Instructions for the task: Your task is to copy every line below that contains the word "Warehouse".
________________________
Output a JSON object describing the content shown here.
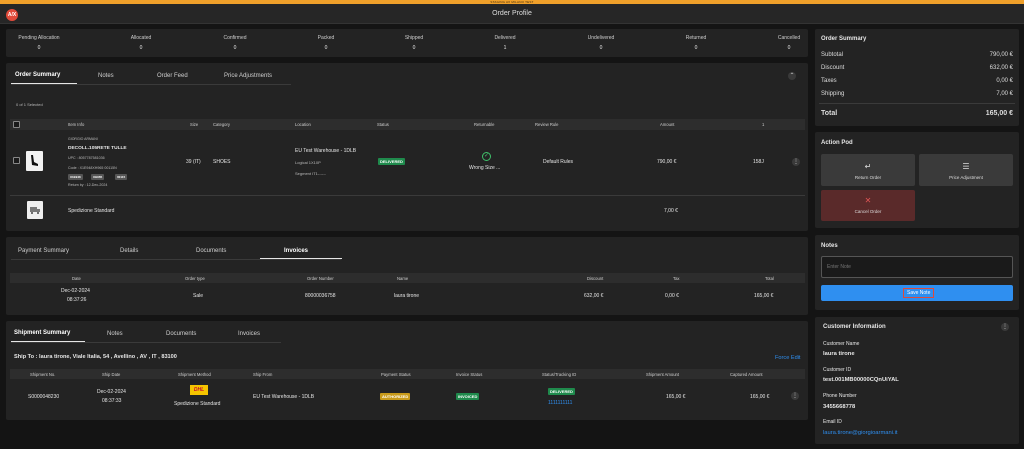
{
  "env_banner": "STAGING AX MILANO TEST",
  "header": {
    "logo_text": "A/X",
    "title": "Order Profile"
  },
  "stats": [
    {
      "label": "Pending Allocation",
      "value": "0"
    },
    {
      "label": "Allocated",
      "value": "0"
    },
    {
      "label": "Confirmed",
      "value": "0"
    },
    {
      "label": "Packed",
      "value": "0"
    },
    {
      "label": "Shipped",
      "value": "0"
    },
    {
      "label": "Delivered",
      "value": "1"
    },
    {
      "label": "Undelivered",
      "value": "0"
    },
    {
      "label": "Returned",
      "value": "0"
    },
    {
      "label": "Cancelled",
      "value": "0"
    }
  ],
  "order_tabs": [
    "Order Summary",
    "Notes",
    "Order Feed",
    "Price Adjustments"
  ],
  "selected_text": "0 of 1 Selected",
  "items_headers": [
    "Item Info",
    "Size",
    "Category",
    "Location",
    "Status",
    "Returnable",
    "Review Rule",
    "Amount",
    "1"
  ],
  "item": {
    "brand": "GIORGIO ARMANI",
    "name": "DECOLL.105RETE TULLE",
    "upc": "UPC : 8057787581036",
    "code": "Code : X1E948XH965 00115N",
    "tags": [
      "X1E948",
      "XH965",
      "00115"
    ],
    "return_by": "Return by : 12-Dec-2024",
    "size": "39 (IT)",
    "category": "SHOES",
    "location": "EU Test Warehouse - 1DLB",
    "logical": "Logical 1X10P",
    "segment": "Segment IT1------",
    "status": "DELIVERED",
    "returnable": "Wrong Size ...",
    "review_rule": "Default Rules",
    "amount": "790,00 €",
    "extra": "158J"
  },
  "shipping_line": {
    "name": "Spedizione Standard",
    "amount": "7,00 €"
  },
  "payment_tabs": [
    "Payment Summary",
    "Details",
    "Documents",
    "Invoices"
  ],
  "invoice_headers": [
    "Date",
    "Order type",
    "Order Number",
    "Name",
    "Discount",
    "Tax",
    "Total"
  ],
  "invoice_row": {
    "date": "Dec-02-2024",
    "time": "08:37:26",
    "order_type": "Sale",
    "order_number": "80000036758",
    "name": "laura tirone",
    "discount": "632,00 €",
    "tax": "0,00 €",
    "total": "165,00 €"
  },
  "shipment_tabs": [
    "Shipment Summary",
    "Notes",
    "Documents",
    "Invoices"
  ],
  "ship_to": "Ship To : laura tirone, Viale Italia, 54 , Avellino , AV , IT , 83100",
  "force_edit": "Force Edit",
  "shipment_headers": [
    "Shipment No.",
    "Ship Date",
    "Shipment Method",
    "Ship From",
    "Payment Status",
    "Invoice Status",
    "Status/Tracking ID",
    "Shipment Amount",
    "Captured Amount"
  ],
  "shipment_row": {
    "number": "S0000048230",
    "date": "Dec-02-2024",
    "time": "08:37:33",
    "carrier_logo": "DHL",
    "method": "Spedizione Standard",
    "from": "EU Test Warehouse - 1DLB",
    "payment_status": "AUTHORIZED",
    "invoice_status": "INVOICED",
    "tracking_status": "DELIVERED",
    "tracking_id": "1111111111",
    "shipment_amount": "165,00 €",
    "captured_amount": "165,00 €"
  },
  "order_summary": {
    "title": "Order Summary",
    "rows": [
      {
        "label": "Subtotal",
        "value": "790,00 €"
      },
      {
        "label": "Discount",
        "value": "632,00 €"
      },
      {
        "label": "Taxes",
        "value": "0,00 €"
      },
      {
        "label": "Shipping",
        "value": "7,00 €"
      }
    ],
    "total_label": "Total",
    "total_value": "165,00 €"
  },
  "action_pod": {
    "title": "Action Pod",
    "return": "Return Order",
    "price": "Price Adjustment",
    "cancel": "Cancel Order"
  },
  "notes": {
    "title": "Notes",
    "placeholder": "Enter Note",
    "save": "Save Note"
  },
  "customer": {
    "title": "Customer Information",
    "name_label": "Customer Name",
    "name": "laura tirone",
    "id_label": "Customer ID",
    "id": "test.001MB00000CQnUiYAL",
    "phone_label": "Phone Number",
    "phone": "3455668778",
    "email_label": "Email ID",
    "email": "laura.tirone@giorgioarmani.it"
  },
  "colors": {
    "accent": "#2f8ff0",
    "delivered": "#1f8a4c",
    "authorized": "#c89a1a",
    "cancel_bg": "#5a2a2a",
    "banner": "#f0a02a"
  }
}
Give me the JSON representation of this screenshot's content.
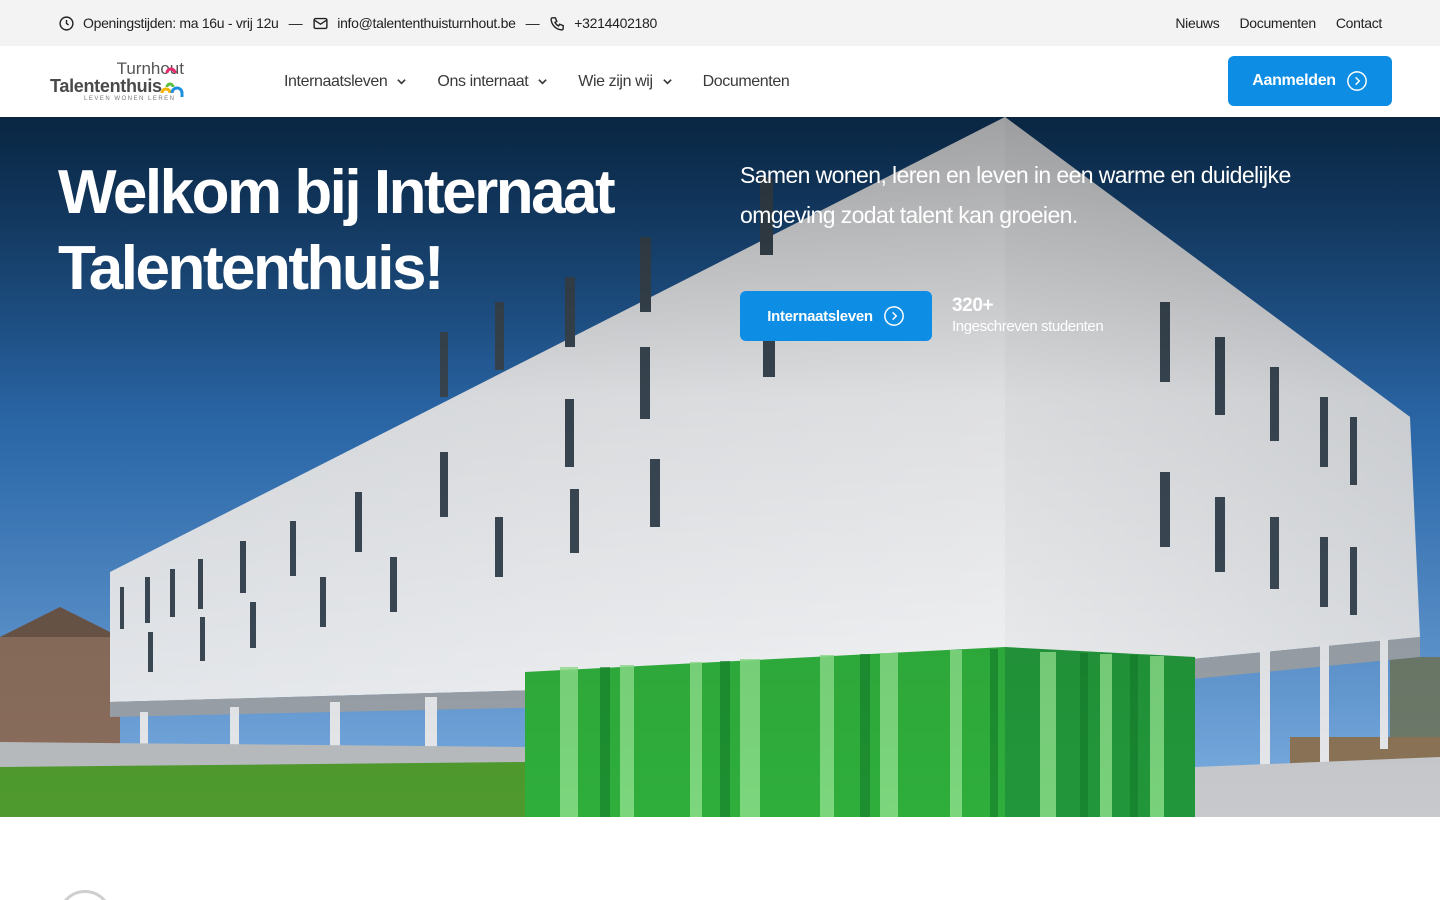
{
  "topbar": {
    "hours": "Openingstijden: ma 16u - vrij 12u",
    "email": "info@talententhuisturnhout.be",
    "phone": "+3214402180",
    "separator": "—",
    "links": [
      "Nieuws",
      "Documenten",
      "Contact"
    ]
  },
  "logo": {
    "city": "Turnhout",
    "name": "Talententhuis",
    "tagline": "LEVEN  WONEN  LEREN"
  },
  "nav": {
    "items": [
      "Internaatsleven",
      "Ons internaat",
      "Wie zijn wij",
      "Documenten"
    ],
    "cta": "Aanmelden"
  },
  "hero": {
    "title": "Welkom bij Internaat Talententhuis!",
    "lead": "Samen wonen, leren en leven in een warme en duidelijke omgeving zodat talent kan groeien.",
    "button": "Internaatsleven",
    "stat_value": "320+",
    "stat_label": "Ingeschreven studenten"
  },
  "colors": {
    "accent": "#0d8de3",
    "topbar_bg": "#f3f3f3",
    "sky_top": "#0e3a66",
    "facade_green": "#2fae3c"
  }
}
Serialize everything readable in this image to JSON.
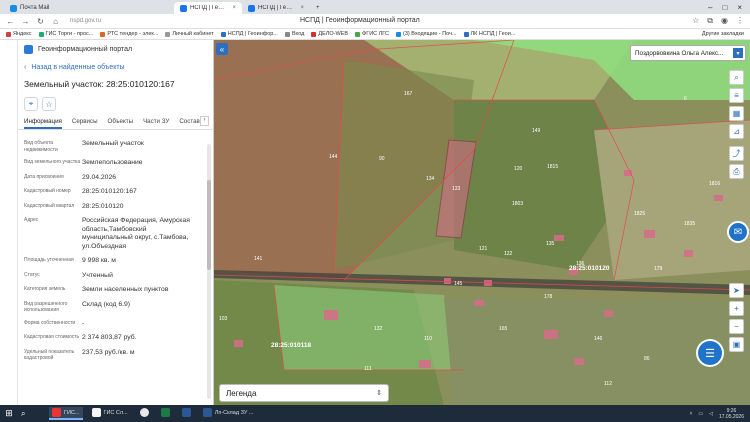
{
  "browser": {
    "tabs": [
      {
        "label": "Почта Mail",
        "active": false
      },
      {
        "label": "НСПД | Геоинформацио...",
        "active": true
      },
      {
        "label": "НСПД | Геоинформацио...",
        "active": false
      }
    ],
    "url": "nspd.gov.ru",
    "page_title": "НСПД | Геоинформационный портал",
    "bookmarks": [
      "Яндекс",
      "ГИС Торги - прос...",
      "РТС тендер - элек...",
      "Личный кабинет",
      "НСПД | Геоинфор...",
      "Вход",
      "ДЕЛО-WEB",
      "ФГИС ЛГС",
      "(3) Входящие - Поч...",
      "ЛК НСПД | Геои..."
    ],
    "bookmarks_other": "Другие закладки"
  },
  "panel": {
    "portal_name": "Геоинформационный портал",
    "back_link": "Назад в найденные объекты",
    "title": "Земельный участок: 28:25:010120:167",
    "tabs": [
      "Информация",
      "Сервисы",
      "Объекты",
      "Части ЗУ",
      "Состав"
    ],
    "active_tab": "Информация",
    "fields": [
      {
        "label": "Вид объекта недвижимости",
        "value": "Земельный участок"
      },
      {
        "label": "Вид земельного участка",
        "value": "Землепользование"
      },
      {
        "label": "Дата присвоения",
        "value": "29.04.2026"
      },
      {
        "label": "Кадастровый номер",
        "value": "28:25:010120:167"
      },
      {
        "label": "Кадастровый квартал",
        "value": "28:25:010120"
      },
      {
        "label": "Адрес",
        "value": "Российская Федерация, Амурская область,Тамбовский муниципальный округ, с.Тамбова, ул.Объездная"
      },
      {
        "label": "Площадь уточненная",
        "value": "9 998 кв. м"
      },
      {
        "label": "Статус",
        "value": "Учтенный"
      },
      {
        "label": "Категория земель",
        "value": "Земли населенных пунктов"
      },
      {
        "label": "Вид разрешенного использования",
        "value": "Склад (код 6.9)"
      },
      {
        "label": "Форма собственности",
        "value": "-"
      },
      {
        "label": "Кадастровая стоимость",
        "value": "2 374 803,87 руб."
      },
      {
        "label": "Удельный показатель кадастровой",
        "value": "237,53 руб./кв. м"
      }
    ]
  },
  "map": {
    "user": "Поздорвовкина Ольга Алекс...",
    "legend": "Легенда",
    "quarter_labels": [
      "28:25:010120",
      "28:25:010118"
    ],
    "parcel_labels": [
      "167",
      "144",
      "149",
      "133",
      "134",
      "120",
      "145",
      "121",
      "122",
      "135",
      "136",
      "178",
      "179",
      "1803",
      "1815",
      "1825",
      "1835",
      "1816",
      "103",
      "141",
      "90",
      "165",
      "146",
      "132",
      "110",
      "111",
      "112",
      "86",
      "2",
      "6"
    ]
  },
  "taskbar": {
    "items": [
      "ГИС...",
      "ГИС Сл...",
      "",
      "",
      "",
      "Лп-Склад ЗУ ..."
    ],
    "time": "9:26",
    "date": "17.05.2026"
  },
  "colors": {
    "accent": "#2d6fbf",
    "parcel_fill": "#d96b8a",
    "green_zone": "#7ed67a"
  }
}
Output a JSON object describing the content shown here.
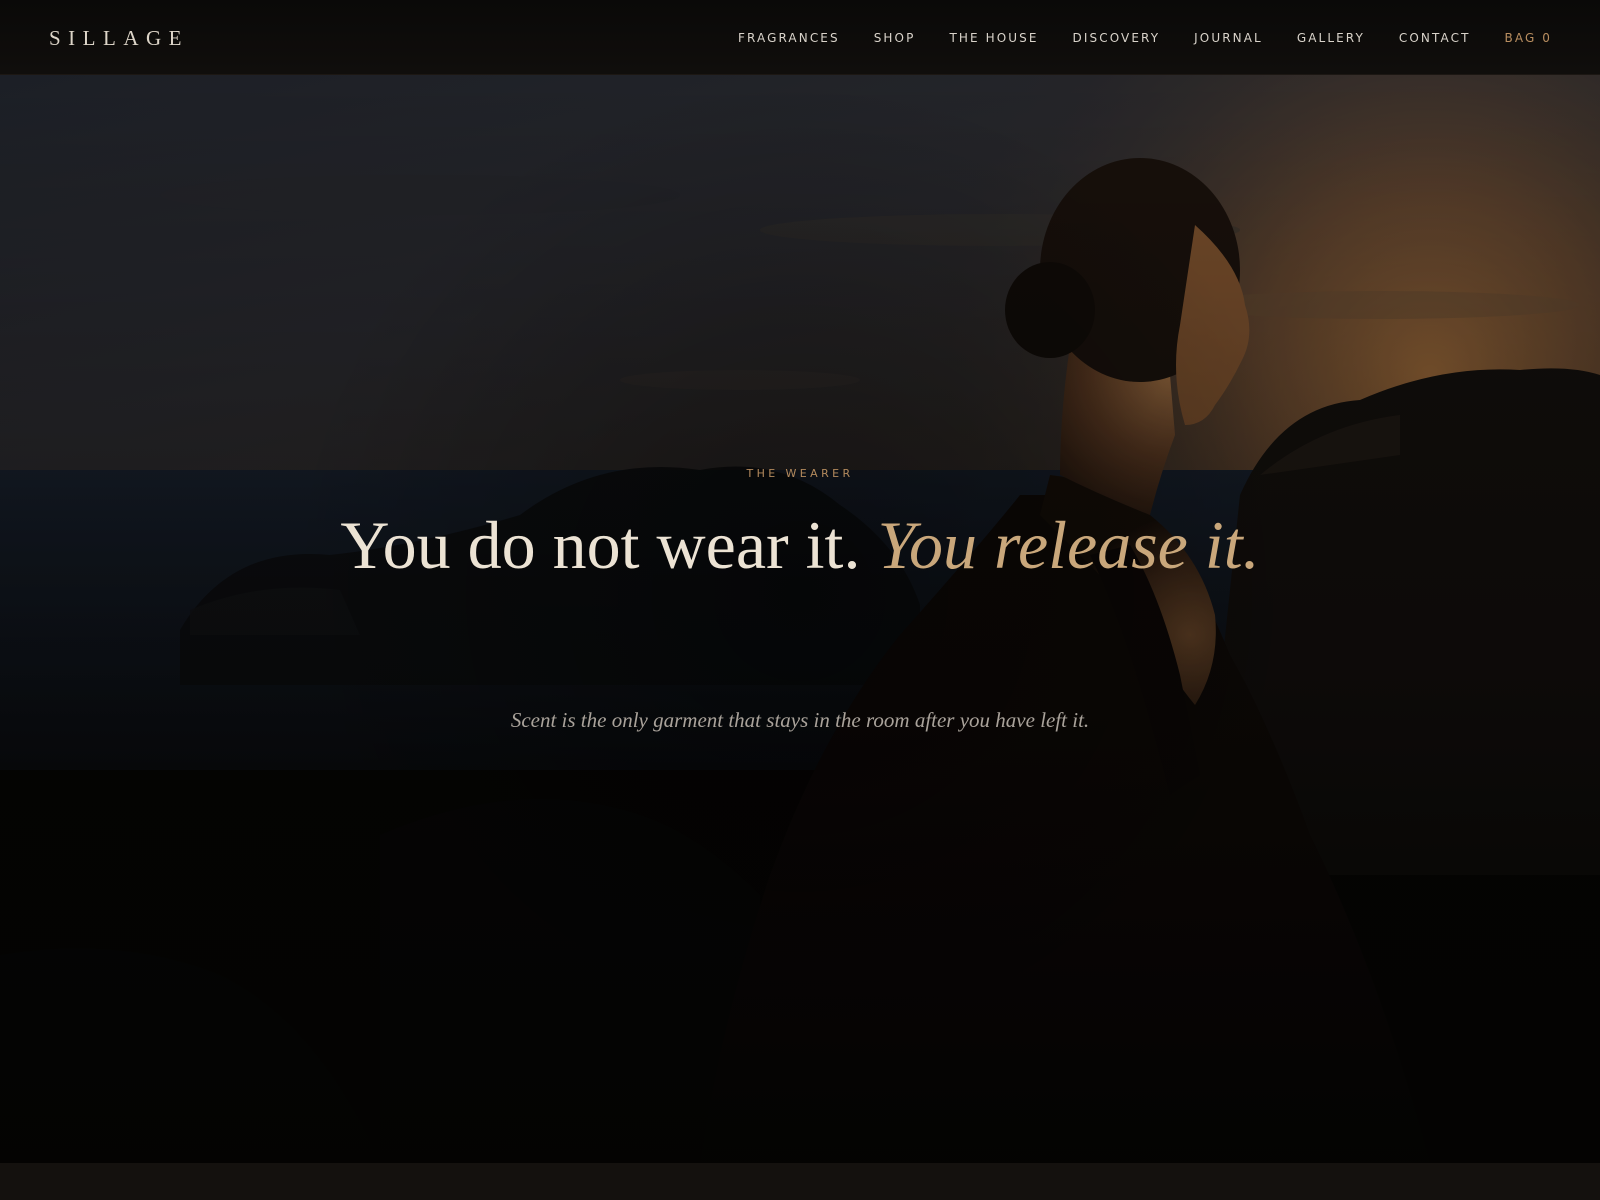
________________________
Finished task:
    "location": "EU Test Warehouse - 1DLB",
    "from": "EU Test Warehouse - 1DLB",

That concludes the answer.